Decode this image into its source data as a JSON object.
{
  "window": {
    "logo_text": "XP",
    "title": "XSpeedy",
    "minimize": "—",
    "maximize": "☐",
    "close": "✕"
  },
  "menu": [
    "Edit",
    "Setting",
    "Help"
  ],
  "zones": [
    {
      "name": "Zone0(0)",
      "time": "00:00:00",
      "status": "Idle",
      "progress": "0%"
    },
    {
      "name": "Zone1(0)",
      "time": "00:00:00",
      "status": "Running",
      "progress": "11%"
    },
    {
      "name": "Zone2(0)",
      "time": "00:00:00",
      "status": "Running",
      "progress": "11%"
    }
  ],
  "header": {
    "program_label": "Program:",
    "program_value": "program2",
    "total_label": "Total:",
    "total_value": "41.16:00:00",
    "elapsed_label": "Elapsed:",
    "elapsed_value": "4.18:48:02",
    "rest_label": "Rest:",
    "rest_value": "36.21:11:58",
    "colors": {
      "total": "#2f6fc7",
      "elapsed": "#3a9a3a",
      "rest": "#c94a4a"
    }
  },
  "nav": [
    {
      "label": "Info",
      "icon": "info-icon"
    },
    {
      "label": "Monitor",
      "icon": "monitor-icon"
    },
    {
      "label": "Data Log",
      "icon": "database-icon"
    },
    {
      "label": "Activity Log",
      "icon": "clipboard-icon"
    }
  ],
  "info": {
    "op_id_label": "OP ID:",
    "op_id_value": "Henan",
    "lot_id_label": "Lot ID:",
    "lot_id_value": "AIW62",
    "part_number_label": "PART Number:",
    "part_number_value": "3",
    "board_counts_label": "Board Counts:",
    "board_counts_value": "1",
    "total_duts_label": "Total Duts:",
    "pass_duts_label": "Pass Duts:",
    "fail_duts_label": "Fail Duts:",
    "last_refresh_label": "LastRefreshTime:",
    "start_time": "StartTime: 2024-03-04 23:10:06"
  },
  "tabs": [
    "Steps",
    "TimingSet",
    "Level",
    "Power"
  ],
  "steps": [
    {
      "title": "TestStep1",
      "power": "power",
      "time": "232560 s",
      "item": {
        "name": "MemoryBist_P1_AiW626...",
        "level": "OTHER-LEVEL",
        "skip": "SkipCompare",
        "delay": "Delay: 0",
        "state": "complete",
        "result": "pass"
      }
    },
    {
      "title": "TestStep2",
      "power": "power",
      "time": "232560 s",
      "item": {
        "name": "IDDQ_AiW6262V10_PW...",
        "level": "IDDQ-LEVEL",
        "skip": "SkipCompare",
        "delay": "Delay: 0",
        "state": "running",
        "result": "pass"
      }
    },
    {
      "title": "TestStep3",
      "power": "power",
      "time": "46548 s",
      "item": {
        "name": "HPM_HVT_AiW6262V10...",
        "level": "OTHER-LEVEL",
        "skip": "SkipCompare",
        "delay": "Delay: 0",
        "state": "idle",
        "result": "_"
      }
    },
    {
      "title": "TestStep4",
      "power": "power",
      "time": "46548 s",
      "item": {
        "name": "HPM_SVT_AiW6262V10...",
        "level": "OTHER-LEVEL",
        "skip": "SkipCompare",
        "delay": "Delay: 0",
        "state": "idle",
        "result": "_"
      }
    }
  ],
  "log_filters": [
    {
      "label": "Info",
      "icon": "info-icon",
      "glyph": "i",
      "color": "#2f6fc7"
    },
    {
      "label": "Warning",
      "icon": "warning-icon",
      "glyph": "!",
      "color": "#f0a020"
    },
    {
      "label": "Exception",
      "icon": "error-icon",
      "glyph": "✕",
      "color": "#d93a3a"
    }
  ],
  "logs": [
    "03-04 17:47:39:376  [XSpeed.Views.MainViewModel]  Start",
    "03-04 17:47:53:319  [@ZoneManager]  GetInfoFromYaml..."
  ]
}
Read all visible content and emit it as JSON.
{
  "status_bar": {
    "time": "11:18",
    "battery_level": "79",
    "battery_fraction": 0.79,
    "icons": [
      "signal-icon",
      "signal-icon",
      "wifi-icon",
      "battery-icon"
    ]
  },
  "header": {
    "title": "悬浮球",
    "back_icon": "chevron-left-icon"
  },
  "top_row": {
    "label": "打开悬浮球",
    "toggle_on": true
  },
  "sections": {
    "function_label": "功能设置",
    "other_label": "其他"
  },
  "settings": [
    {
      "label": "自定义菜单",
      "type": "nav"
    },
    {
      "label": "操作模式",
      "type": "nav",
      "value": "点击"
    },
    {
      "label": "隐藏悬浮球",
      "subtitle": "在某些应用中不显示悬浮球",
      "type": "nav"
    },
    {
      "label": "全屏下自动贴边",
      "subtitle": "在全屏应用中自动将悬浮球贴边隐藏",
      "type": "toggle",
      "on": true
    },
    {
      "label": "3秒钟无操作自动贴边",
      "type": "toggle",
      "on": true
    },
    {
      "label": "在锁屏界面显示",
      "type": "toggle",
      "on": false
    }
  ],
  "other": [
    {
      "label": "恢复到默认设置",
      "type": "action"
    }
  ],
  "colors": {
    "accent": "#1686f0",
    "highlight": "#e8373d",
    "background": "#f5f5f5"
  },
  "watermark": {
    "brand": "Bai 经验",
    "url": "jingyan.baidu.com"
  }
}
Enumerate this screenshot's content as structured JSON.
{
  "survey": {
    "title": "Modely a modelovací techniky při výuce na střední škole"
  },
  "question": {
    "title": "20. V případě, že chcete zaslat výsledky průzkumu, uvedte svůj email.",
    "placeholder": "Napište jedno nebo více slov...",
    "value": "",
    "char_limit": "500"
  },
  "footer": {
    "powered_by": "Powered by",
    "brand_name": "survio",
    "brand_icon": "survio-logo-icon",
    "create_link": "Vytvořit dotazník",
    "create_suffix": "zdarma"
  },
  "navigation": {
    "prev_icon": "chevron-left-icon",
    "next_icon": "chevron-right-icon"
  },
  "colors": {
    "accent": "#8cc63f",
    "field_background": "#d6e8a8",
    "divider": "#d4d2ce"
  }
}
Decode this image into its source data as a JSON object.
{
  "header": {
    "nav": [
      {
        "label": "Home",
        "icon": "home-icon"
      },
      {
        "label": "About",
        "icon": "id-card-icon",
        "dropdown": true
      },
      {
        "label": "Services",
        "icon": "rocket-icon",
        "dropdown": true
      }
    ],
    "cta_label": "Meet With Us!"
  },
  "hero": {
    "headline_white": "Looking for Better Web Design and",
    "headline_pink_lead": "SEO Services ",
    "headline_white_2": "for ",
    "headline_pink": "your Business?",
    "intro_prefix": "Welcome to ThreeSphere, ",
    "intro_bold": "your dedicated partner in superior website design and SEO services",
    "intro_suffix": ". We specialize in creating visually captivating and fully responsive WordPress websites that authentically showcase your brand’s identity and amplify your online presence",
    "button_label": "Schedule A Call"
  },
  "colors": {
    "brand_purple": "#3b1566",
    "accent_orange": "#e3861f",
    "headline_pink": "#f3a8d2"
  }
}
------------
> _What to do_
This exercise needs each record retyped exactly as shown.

> _Reply_
Decode this image into its source data as a JSON object.
{
  "window": {
    "logo_text": "XP",
    "title": "XSpeedy",
    "minimize": "—",
    "maximize": "☐",
    "close": "✕"
  },
  "menu": [
    "Edit",
    "Setting",
    "Help"
  ],
  "zones": [
    {
      "name": "Zone0(0)",
      "time": "00:00:00",
      "status": "Idle",
      "progress": "0%"
    },
    {
      "name": "Zone1(0)",
      "time": "00:00:00",
      "status": "Running",
      "progress": "11%"
    },
    {
      "name": "Zone2(0)",
      "time": "00:00:00",
      "status": "Running",
      "progress": "11%"
    }
  ],
  "header": {
    "program_label": "Program:",
    "program_value": "program2",
    "total_label": "Total:",
    "total_value": "41.16:00:00",
    "elapsed_label": "Elapsed:",
    "elapsed_value": "4.18:48:02",
    "rest_label": "Rest:",
    "rest_value": "36.21:11:58",
    "colors": {
      "total": "#2f6fc7",
      "elapsed": "#3a9a3a",
      "rest": "#c94a4a"
    }
  },
  "nav": [
    {
      "label": "Info",
      "icon": "info-icon"
    },
    {
      "label": "Monitor",
      "icon": "monitor-icon"
    },
    {
      "label": "Data Log",
      "icon": "database-icon"
    },
    {
      "label": "Activity Log",
      "icon": "clipboard-icon"
    }
  ],
  "info": {
    "op_id_label": "OP ID:",
    "op_id_value": "Henan",
    "lot_id_label": "Lot ID:",
    "lot_id_value": "AIW62",
    "part_number_label": "PART Number:",
    "part_number_value": "3",
    "board_counts_label": "Board Counts:",
    "board_counts_value": "1",
    "total_duts_label": "Total Duts:",
    "pass_duts_label": "Pass Duts:",
    "fail_duts_label": "Fail Duts:",
    "last_refresh_label": "LastRefreshTime:",
    "start_time": "StartTime: 2024-03-04 23:10:06"
  },
  "tabs": [
    "Steps",
    "TimingSet",
    "Level",
    "Power"
  ],
  "steps": [
    {
      "title": "TestStep1",
      "power": "power",
      "time": "232560 s",
      "item": {
        "name": "MemoryBist_P1_AiW626...",
        "level": "OTHER-LEVEL",
        "skip": "SkipCompare",
        "delay": "Delay: 0",
        "state": "complete",
        "result": "pass"
      }
    },
    {
      "title": "TestStep2",
      "power": "power",
      "time": "232560 s",
      "item": {
        "name": "IDDQ_AiW6262V10_PW...",
        "level": "IDDQ-LEVEL",
        "skip": "SkipCompare",
        "delay": "Delay: 0",
        "state": "running",
        "result": "pass"
      }
    },
    {
      "title": "TestStep3",
      "power": "power",
      "time": "46548 s",
      "item": {
        "name": "HPM_HVT_AiW6262V10...",
        "level": "OTHER-LEVEL",
        "skip": "SkipCompare",
        "delay": "Delay: 0",
        "state": "idle",
        "result": "_"
      }
    },
    {
      "title": "TestStep4",
      "power": "power",
      "time": "46548 s",
      "item": {
        "name": "HPM_SVT_AiW6262V10...",
        "level": "OTHER-LEVEL",
        "skip": "SkipCompare",
        "delay": "Delay: 0",
        "state": "idle",
        "result": "_"
      }
    }
  ],
  "log_filters": [
    {
      "label": "Info",
      "icon": "info-icon",
      "glyph": "i",
      "color": "#2f6fc7"
    },
    {
      "label": "Warning",
      "icon": "warning-icon",
      "glyph": "!",
      "color": "#f0a020"
    },
    {
      "label": "Exception",
      "icon": "error-icon",
      "glyph": "✕",
      "color": "#d93a3a"
    }
  ],
  "logs": [
    "03-04 17:47:39:376  [XSpeed.Views.MainViewModel]  Start",
    "03-04 17:47:53:319  [@ZoneManager]  GetInfoFromYaml..."
  ]
}
Read all visible content and emit it as JSON.
{
  "status_bar": {
    "time": "11:18",
    "battery_level": "79",
    "battery_fraction": 0.79,
    "icons": [
      "signal-icon",
      "signal-icon",
      "wifi-icon",
      "battery-icon"
    ]
  },
  "header": {
    "title": "悬浮球",
    "back_icon": "chevron-left-icon"
  },
  "top_row": {
    "label": "打开悬浮球",
    "toggle_on": true
  },
  "sections": {
    "function_label": "功能设置",
    "other_label": "其他"
  },
  "settings": [
    {
      "label": "自定义菜单",
      "type": "nav"
    },
    {
      "label": "操作模式",
      "type": "nav",
      "value": "点击"
    },
    {
      "label": "隐藏悬浮球",
      "subtitle": "在某些应用中不显示悬浮球",
      "type": "nav"
    },
    {
      "label": "全屏下自动贴边",
      "subtitle": "在全屏应用中自动将悬浮球贴边隐藏",
      "type": "toggle",
      "on": true
    },
    {
      "label": "3秒钟无操作自动贴边",
      "type": "toggle",
      "on": true
    },
    {
      "label": "在锁屏界面显示",
      "type": "toggle",
      "on": false
    }
  ],
  "other": [
    {
      "label": "恢复到默认设置",
      "type": "action"
    }
  ],
  "colors": {
    "accent": "#1686f0",
    "highlight": "#e8373d",
    "background": "#f5f5f5"
  },
  "watermark": {
    "brand": "Bai 经验",
    "url": "jingyan.baidu.com"
  }
}
Enumerate this screenshot's content as structured JSON.
{
  "survey": {
    "title": "Modely a modelovací techniky při výuce na střední škole"
  },
  "question": {
    "title": "20. V případě, že chcete zaslat výsledky průzkumu, uvedte svůj email.",
    "placeholder": "Napište jedno nebo více slov...",
    "value": "",
    "char_limit": "500"
  },
  "footer": {
    "powered_by": "Powered by",
    "brand_name": "survio",
    "brand_icon": "survio-logo-icon",
    "create_link": "Vytvořit dotazník",
    "create_suffix": "zdarma"
  },
  "navigation": {
    "prev_icon": "chevron-left-icon",
    "next_icon": "chevron-right-icon"
  },
  "colors": {
    "accent": "#8cc63f",
    "field_background": "#d6e8a8",
    "divider": "#d4d2ce"
  }
}
Decode this image into its source data as a JSON object.
{
  "header": {
    "nav": [
      {
        "label": "Home",
        "icon": "home-icon"
      },
      {
        "label": "About",
        "icon": "id-card-icon",
        "dropdown": true
      },
      {
        "label": "Services",
        "icon": "rocket-icon",
        "dropdown": true
      }
    ],
    "cta_label": "Meet With Us!"
  },
  "hero": {
    "headline_white": "Looking for Better Web Design and",
    "headline_pink_lead": "SEO Services ",
    "headline_white_2": "for ",
    "headline_pink": "your Business?",
    "intro_prefix": "Welcome to ThreeSphere, ",
    "intro_bold": "your dedicated partner in superior website design and SEO services",
    "intro_suffix": ". We specialize in creating visually captivating and fully responsive WordPress websites that authentically showcase your brand’s identity and amplify your online presence",
    "button_label": "Schedule A Call"
  },
  "colors": {
    "brand_purple": "#3b1566",
    "accent_orange": "#e3861f",
    "headline_pink": "#f3a8d2"
  }
}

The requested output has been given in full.